Poverty often forces hard choices. Two stories today look at efforts to reverse the exploitation of women and children. Morocco - where carpets made with "little hands" are prized - has one of the worst child labor records in the world, says the UN. But international pressure to change the practice is growing (page 1).
In Colombia, women are trying to escape civil war and poverty. But they are being lured unwittingly into prostitution in Europe (page 1).
David Clark Scott World editor
REPORTERS ON THE JOB..
INTERVIEW VICTIMS: Journalists face a difficult dilemma in some countries: If they talk to local citizens, they risk endangering the people they interview. While reporting today's story on child labor in Morocco, Nicolas Pelham saw a small example. He was talking to some of the 50 young girls working on looms in a carpet factory. "But there's a madame who patrols the shop floor to make sure the girls don't work too slowly or visit the loo too often.

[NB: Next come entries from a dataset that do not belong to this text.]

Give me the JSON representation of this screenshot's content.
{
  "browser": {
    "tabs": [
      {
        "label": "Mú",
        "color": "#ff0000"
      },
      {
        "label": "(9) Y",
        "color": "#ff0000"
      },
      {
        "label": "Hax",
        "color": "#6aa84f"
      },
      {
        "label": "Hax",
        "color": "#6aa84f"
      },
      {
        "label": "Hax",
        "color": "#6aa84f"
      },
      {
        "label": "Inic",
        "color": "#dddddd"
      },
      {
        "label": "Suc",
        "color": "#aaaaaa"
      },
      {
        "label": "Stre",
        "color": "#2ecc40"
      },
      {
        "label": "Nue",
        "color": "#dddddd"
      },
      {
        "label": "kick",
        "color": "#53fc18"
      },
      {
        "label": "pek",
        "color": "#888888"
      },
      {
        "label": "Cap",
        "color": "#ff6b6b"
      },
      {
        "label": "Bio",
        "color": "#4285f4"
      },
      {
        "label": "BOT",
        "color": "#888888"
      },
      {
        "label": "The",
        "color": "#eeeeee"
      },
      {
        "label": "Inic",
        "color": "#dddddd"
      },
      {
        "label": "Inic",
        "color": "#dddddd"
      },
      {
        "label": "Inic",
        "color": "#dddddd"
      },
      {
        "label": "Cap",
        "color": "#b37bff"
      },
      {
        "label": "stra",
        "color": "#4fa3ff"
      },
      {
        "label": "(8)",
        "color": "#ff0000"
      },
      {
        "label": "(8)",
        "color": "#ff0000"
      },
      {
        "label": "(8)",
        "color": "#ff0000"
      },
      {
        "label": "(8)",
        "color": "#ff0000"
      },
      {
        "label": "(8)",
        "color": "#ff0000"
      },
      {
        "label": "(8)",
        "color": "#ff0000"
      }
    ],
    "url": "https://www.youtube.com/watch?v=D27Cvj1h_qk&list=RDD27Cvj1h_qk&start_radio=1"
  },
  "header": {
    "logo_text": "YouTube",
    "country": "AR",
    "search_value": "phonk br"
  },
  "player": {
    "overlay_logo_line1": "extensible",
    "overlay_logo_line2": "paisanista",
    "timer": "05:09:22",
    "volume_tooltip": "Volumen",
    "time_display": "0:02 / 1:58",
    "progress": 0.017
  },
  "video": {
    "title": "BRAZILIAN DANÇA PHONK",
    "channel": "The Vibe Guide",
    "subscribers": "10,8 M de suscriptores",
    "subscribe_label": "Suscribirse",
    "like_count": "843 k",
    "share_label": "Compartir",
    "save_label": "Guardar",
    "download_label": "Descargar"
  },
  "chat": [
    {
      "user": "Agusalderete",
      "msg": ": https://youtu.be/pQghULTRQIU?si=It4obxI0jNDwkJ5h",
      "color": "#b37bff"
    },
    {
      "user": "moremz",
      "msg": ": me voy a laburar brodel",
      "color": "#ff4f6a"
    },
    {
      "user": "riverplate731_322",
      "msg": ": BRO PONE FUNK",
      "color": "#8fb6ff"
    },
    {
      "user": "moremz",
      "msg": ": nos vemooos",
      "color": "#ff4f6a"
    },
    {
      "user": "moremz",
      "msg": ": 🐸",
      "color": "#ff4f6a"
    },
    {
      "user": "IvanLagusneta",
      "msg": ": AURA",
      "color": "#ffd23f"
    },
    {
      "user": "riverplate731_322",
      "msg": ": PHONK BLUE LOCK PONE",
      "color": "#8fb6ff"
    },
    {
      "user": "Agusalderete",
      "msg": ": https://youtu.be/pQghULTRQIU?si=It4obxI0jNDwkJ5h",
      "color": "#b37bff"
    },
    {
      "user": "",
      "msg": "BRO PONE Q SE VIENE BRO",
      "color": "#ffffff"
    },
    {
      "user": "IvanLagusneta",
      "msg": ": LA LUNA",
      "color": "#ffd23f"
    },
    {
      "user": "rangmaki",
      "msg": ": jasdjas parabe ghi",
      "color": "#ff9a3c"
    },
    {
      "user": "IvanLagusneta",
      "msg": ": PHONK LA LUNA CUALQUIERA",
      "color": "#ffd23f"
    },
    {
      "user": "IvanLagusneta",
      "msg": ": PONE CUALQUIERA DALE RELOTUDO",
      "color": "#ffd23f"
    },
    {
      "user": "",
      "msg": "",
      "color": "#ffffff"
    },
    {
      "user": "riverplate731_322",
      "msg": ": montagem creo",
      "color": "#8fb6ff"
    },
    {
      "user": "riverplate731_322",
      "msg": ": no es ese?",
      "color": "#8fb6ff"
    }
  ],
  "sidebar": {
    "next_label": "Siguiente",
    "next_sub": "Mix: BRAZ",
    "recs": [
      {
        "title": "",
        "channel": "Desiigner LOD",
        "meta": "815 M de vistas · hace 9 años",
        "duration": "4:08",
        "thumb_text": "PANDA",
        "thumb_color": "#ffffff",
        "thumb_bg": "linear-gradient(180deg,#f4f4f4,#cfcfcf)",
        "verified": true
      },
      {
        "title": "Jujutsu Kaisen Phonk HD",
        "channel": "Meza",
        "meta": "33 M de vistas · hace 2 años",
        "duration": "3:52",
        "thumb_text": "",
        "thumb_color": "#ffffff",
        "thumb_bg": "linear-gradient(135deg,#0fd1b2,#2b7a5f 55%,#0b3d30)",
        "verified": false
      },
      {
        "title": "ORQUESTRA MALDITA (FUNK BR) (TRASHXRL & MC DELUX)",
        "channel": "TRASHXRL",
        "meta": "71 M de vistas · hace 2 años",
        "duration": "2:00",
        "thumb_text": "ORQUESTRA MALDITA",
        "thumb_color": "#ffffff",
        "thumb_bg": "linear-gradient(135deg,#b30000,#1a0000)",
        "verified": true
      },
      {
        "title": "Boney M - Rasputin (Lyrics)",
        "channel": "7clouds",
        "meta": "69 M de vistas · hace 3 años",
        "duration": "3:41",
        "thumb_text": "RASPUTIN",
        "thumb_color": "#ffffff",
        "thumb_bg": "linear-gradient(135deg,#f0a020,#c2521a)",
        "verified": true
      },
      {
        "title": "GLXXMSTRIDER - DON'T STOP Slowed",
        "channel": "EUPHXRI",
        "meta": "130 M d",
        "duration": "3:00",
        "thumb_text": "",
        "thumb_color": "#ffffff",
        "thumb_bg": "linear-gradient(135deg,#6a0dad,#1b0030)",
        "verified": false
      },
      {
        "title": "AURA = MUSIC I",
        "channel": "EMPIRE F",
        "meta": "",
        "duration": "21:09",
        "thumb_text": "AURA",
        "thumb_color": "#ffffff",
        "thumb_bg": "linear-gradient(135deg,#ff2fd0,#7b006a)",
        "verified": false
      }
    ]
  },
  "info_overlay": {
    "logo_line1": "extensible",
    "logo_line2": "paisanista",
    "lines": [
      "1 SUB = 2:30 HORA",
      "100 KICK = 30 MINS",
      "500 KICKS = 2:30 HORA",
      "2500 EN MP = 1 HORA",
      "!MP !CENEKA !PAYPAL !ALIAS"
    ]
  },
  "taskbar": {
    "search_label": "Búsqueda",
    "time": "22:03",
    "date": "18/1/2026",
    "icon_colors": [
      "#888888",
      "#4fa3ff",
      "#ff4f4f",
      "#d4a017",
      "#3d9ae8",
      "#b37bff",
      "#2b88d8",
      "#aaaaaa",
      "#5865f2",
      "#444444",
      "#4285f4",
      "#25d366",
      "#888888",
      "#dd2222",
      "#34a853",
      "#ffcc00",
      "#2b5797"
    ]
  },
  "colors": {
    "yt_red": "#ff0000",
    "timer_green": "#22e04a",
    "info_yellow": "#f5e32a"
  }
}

She rapped several of the girls on their knuckles with a stick when they tried to talk to me."
BOMB-CHALANCE: After several years of living and working in the Middle East, the Monitor's Ilene Prusher was struck by the reaction to recent bombings in Manila. "In Israel, in the aftermath of a bombing, there was a collective feeling of great loss and mourning. The funerals and stories about the victims were on TV for days afterward. Security tightened, and the malls were a little emptier," says Ilene. Perhaps it's the charged political and religious atmosphere. But in Manila, after five bombings last week, "the malls seemed packed as usual, and except for a few extra soldiers around town, nothing seemed very different. One politician explained to me that for a country of 75 million, losing 22 people was not that big of a deal. I'm not sure that I believe that," says Ilene.
(c) Copyright 2001. The Christian Science Publishing Society